A Swipe At Charlie Brooker’s Gameswipe

Gameswipe logoFor those of us on this side of the pond you can learn more about Gameswipe here.

Charlie Brooker used to review games, and in his BBC4 programme Gameswipe (part of the BBC’s Electric Revolution season) he took his usual acerbic and satirical view at the games industry – and in particular how the media has represented games over the years. And while it was good, there were a few things that could have been better.

Let’s start off with the good things. It was great to see the genre definitions with their silly mimes, and the Consolevania segment dealing with retro games (complete with a glimpse of Jeff Minter’s classic Hover Bovver and the Mario imitating Great Giana Sisters). It was also good to see footage from Micro Live, which represents some of the BBC’s best content dealing with video games. But since that is over twenty years old, it does show one of the central tenets of Gameswipe – that the mainstream media does not take gaming seriously.

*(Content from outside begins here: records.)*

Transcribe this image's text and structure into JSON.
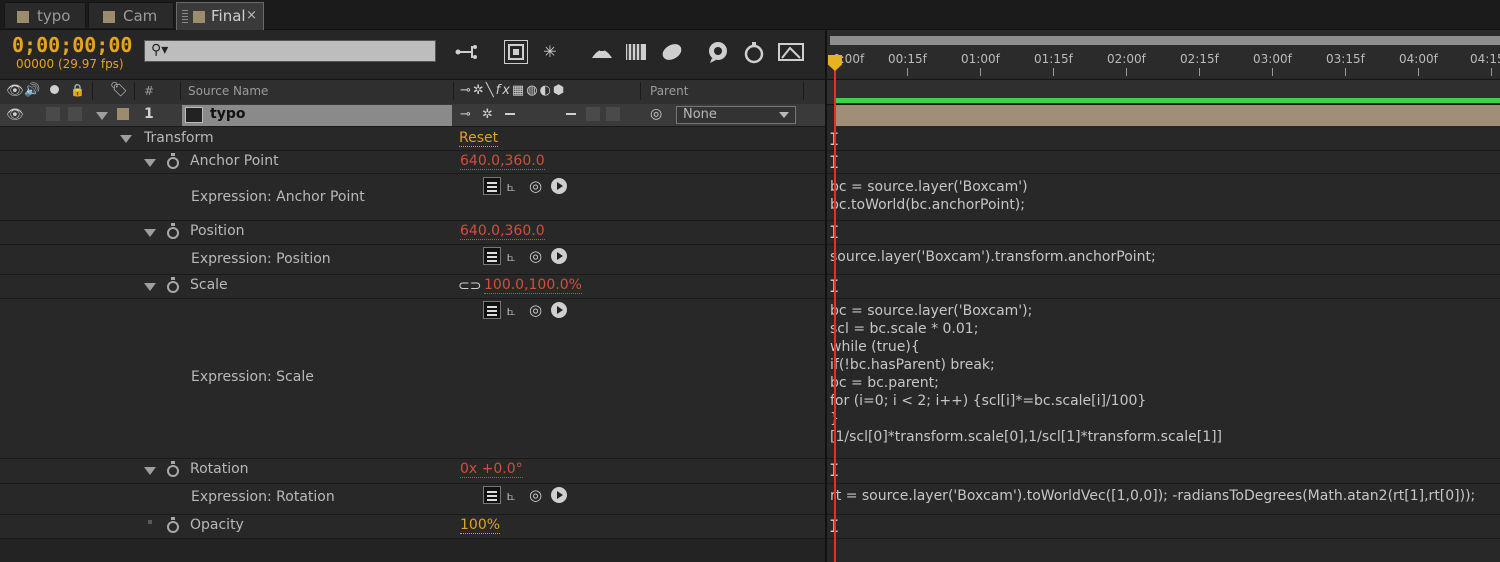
{
  "tabs": [
    {
      "label": "typo",
      "active": false
    },
    {
      "label": "Cam",
      "active": false
    },
    {
      "label": "Final",
      "active": true,
      "close": "×"
    }
  ],
  "toolbar": {
    "timecode": "0;00;00;00",
    "fps": "00000 (29.97 fps)",
    "search_placeholder": ""
  },
  "header": {
    "num": "#",
    "source_name": "Source Name",
    "parent": "Parent",
    "fx": "fx"
  },
  "layer": {
    "number": "1",
    "name": "typo",
    "parent_value": "None"
  },
  "properties": {
    "transform": {
      "label": "Transform",
      "reset": "Reset"
    },
    "anchor": {
      "label": "Anchor Point",
      "value": "640.0,360.0",
      "expr_label": "Expression: Anchor Point",
      "code": [
        "bc = source.layer('Boxcam')",
        "bc.toWorld(bc.anchorPoint);"
      ]
    },
    "position": {
      "label": "Position",
      "value": "640.0,360.0",
      "expr_label": "Expression: Position",
      "code": [
        "source.layer('Boxcam').transform.anchorPoint;"
      ]
    },
    "scale": {
      "label": "Scale",
      "value": "100.0,100.0%",
      "expr_label": "Expression: Scale",
      "code": [
        "bc = source.layer('Boxcam');",
        "scl = bc.scale * 0.01;",
        "while (true){",
        "if(!bc.hasParent) break;",
        "bc = bc.parent;",
        "for (i=0; i < 2; i++) {scl[i]*=bc.scale[i]/100}",
        "}",
        "[1/scl[0]*transform.scale[0],1/scl[1]*transform.scale[1]]"
      ]
    },
    "rotation": {
      "label": "Rotation",
      "value": "0x +0.0°",
      "expr_label": "Expression: Rotation",
      "code": [
        "rt = source.layer('Boxcam').toWorldVec([1,0,0]); -radiansToDegrees(Math.atan2(rt[1],rt[0]));"
      ]
    },
    "opacity": {
      "label": "Opacity",
      "value": "100%"
    }
  },
  "timeline": {
    "ticks": [
      "0:00f",
      "00:15f",
      "01:00f",
      "01:15f",
      "02:00f",
      "02:15f",
      "03:00f",
      "03:15f",
      "04:00f",
      "04:15"
    ]
  },
  "colors": {
    "timecode": "#e3a41e",
    "value_red": "#d14f3a",
    "value_yellow": "#e0a126",
    "cti": "#e2302a",
    "green_bar": "#3ed14a",
    "layer_bar": "#a08f76"
  }
}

The Screenwipe and Newswipe programmes made good use of guests to provide short segments of the show, and Gameswipe followed that trend with some interesting names. Dara O’Brian described his ineptitude at Gears of War and Rock Band, Graham Linehan bemoaned the quality of writing in games and Rebecca Hayes from The Escapist appeared with her singing review of Madworld.

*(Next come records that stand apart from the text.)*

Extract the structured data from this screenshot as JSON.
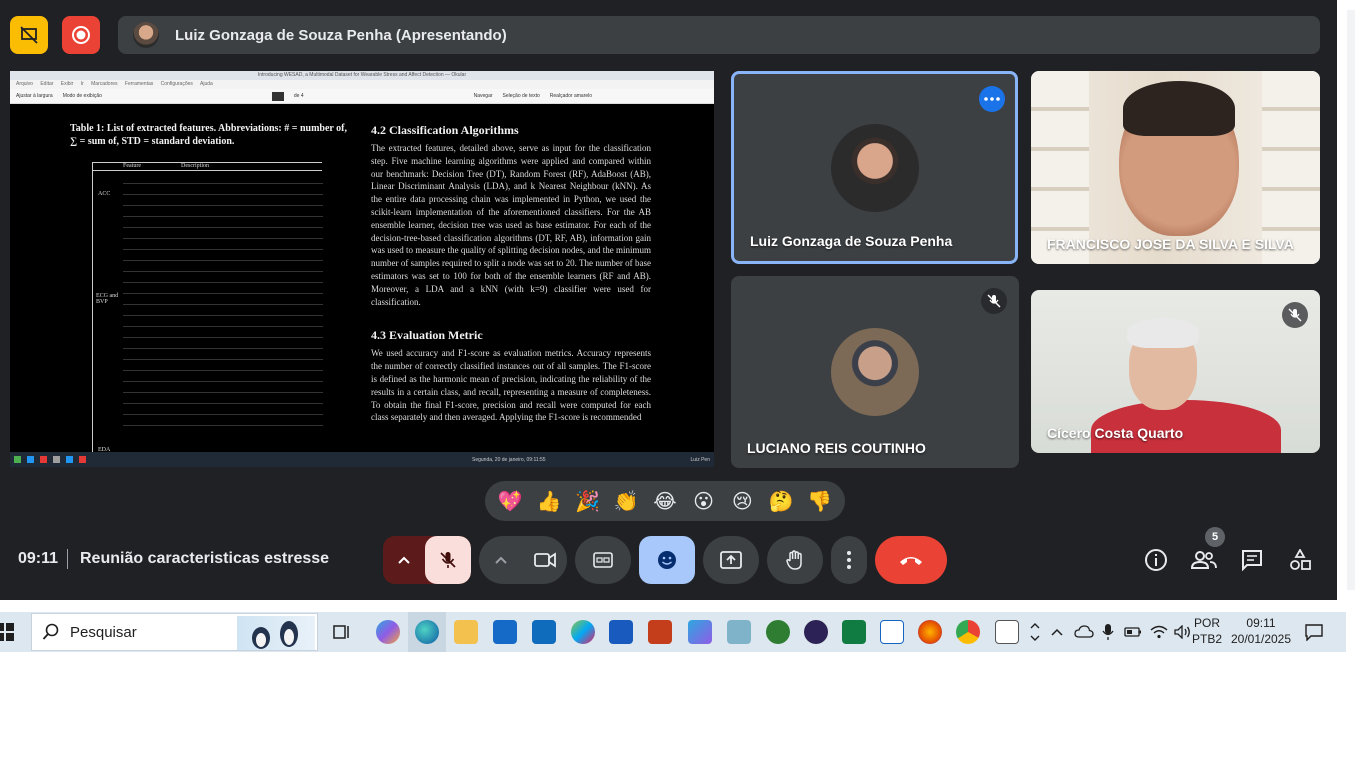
{
  "presenter_bar": {
    "text": "Luiz Gonzaga de Souza Penha (Apresentando)"
  },
  "shared_screen": {
    "window_title": "Introducing WESAD, a Multimodal Dataset for Wearable Stress and Affect Detection — Okular",
    "menu": "Arquivo Editar Exibir Ir Marcadores Ferramentas Configurações Ajuda",
    "toolbar_zoom": "Ajustar à largura",
    "toolbar_mode": "Modo de exibição",
    "toolbar_page_of": "de 4",
    "toolbar_browse": "Navegar",
    "toolbar_text_select": "Seleção de texto",
    "toolbar_highlight": "Realçador amarelo",
    "table_caption": "Table 1: List of extracted features. Abbreviations: # = number of, ∑ = sum of, STD = standard deviation.",
    "table_head_feature": "Feature",
    "table_head_description": "Description",
    "group_acc": "ACC",
    "group_ecg": "ECG and BVP",
    "group_eda": "EDA",
    "section_4_2_title": "4.2   Classification Algorithms",
    "section_4_2_body": "The extracted features, detailed above, serve as input for the classification step. Five machine learning algorithms were applied and compared within our benchmark: Decision Tree (DT), Random Forest (RF), AdaBoost (AB), Linear Discriminant Analysis (LDA), and k Nearest Neighbour (kNN). As the entire data processing chain was implemented in Python, we used the scikit-learn implementation of the aforementioned classifiers. For the AB ensemble learner, decision tree was used as base estimator. For each of the decision-tree-based classification algorithms (DT, RF, AB), information gain was used to measure the quality of splitting decision nodes, and the minimum number of samples required to split a node was set to 20. The number of base estimators was set to 100 for both of the ensemble learners (RF and AB). Moreover, a LDA and a kNN (with k=9) classifier were used for classification.",
    "section_4_3_title": "4.3   Evaluation Metric",
    "section_4_3_body": "We used accuracy and F1-score as evaluation metrics. Accuracy represents the number of correctly classified instances out of all samples. The F1-score is defined as the harmonic mean of precision, indicating the reliability of the results in a certain class, and recall, representing a measure of completeness. To obtain the final F1-score, precision and recall were computed for each class separately and then averaged. Applying the F1-score is recommended",
    "taskbar_datetime": "Segunda, 20 de janeiro, 09:11:55",
    "taskbar_user": "Luiz Pen"
  },
  "participants": [
    {
      "name": "Luiz Gonzaga de Souza Penha",
      "state": "speaking"
    },
    {
      "name": "FRANCISCO JOSE DA SILVA E SILVA",
      "state": "video"
    },
    {
      "name": "LUCIANO REIS COUTINHO",
      "state": "muted"
    },
    {
      "name": "Cícero Costa Quarto",
      "state": "muted"
    }
  ],
  "reactions": [
    "💖",
    "👍",
    "🎉",
    "👏",
    "😂",
    "😮",
    "😢",
    "🤔",
    "👎"
  ],
  "meeting": {
    "time": "09:11",
    "title": "Reunião caracteristicas estresse",
    "people_count": "5"
  },
  "windows_taskbar": {
    "search_placeholder": "Pesquisar",
    "language_top": "POR",
    "language_bottom": "PTB2",
    "clock_time": "09:11",
    "clock_date": "20/01/2025"
  },
  "colors": {
    "meet_background": "#202124",
    "active_speaker_border": "#8ab4f8",
    "leave_button": "#ea4335",
    "emoji_button_active": "#a8c7fa",
    "mic_off_button": "#f9dedc"
  }
}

The recreation of Charlie as an Xbox avatar was also cleverly handled, and in particular the sequence showing him flying in a Super Mario Galaxy style. And yet it felt very hollow (and shallow) when the show presented fake footage of a “neighbourhood simulation” game. The title sequence was superb however, a clever combination of a retro-sounding version of the Screenwipe theme tune and pixellated visuals culminating in the descending boot inspired by Jet Set Willy (itself inspired by Monty Python).

For me, the worst sequence was the piece on games that caused outrage. While it gained brownie points for mentioning Turbo Esprit as an inspiration for Grand Theft Auto, it didn’t push home the point adequately. Many of the scandals, such as Night Trap, have been fabricated or exaggerated. It should have highlighted the fact that games have voluntarily had age ratings for many years, and it was irresponsible parenting that let children play unsuitable material. The selection of barely articulate vox pops undermined the message too. Archive footage of Gamesmaster and Games World was shoehorned in with little appreciation for what worked in those shows. The fact that we still lack a regular show dealing with gaming on a mainstream channel could have been hammered home.

There is no doubt I am sat squarely in the target market of such a show, as a fan of Brooker’s writing, a fan of his previous series and a gamer. But paradoxically, because it did exactly what I was expecting – a review of Wolfenstein with strong language, the self-deprecating humour about gamers being losers – it left me feeling slightly disappointed at the missed opportunity to go beyond the obvious.

So, as a one-off Gameswipe managed to hit some targets and miss others. Could it be commissioned for a full series? Based on the overnight ratings of 361,000 – higher than for any individual episode of Brooker’s previous Wipes – people were watching. There is scope there for a series, but ultimately it would need a forward-thinking editor to do so.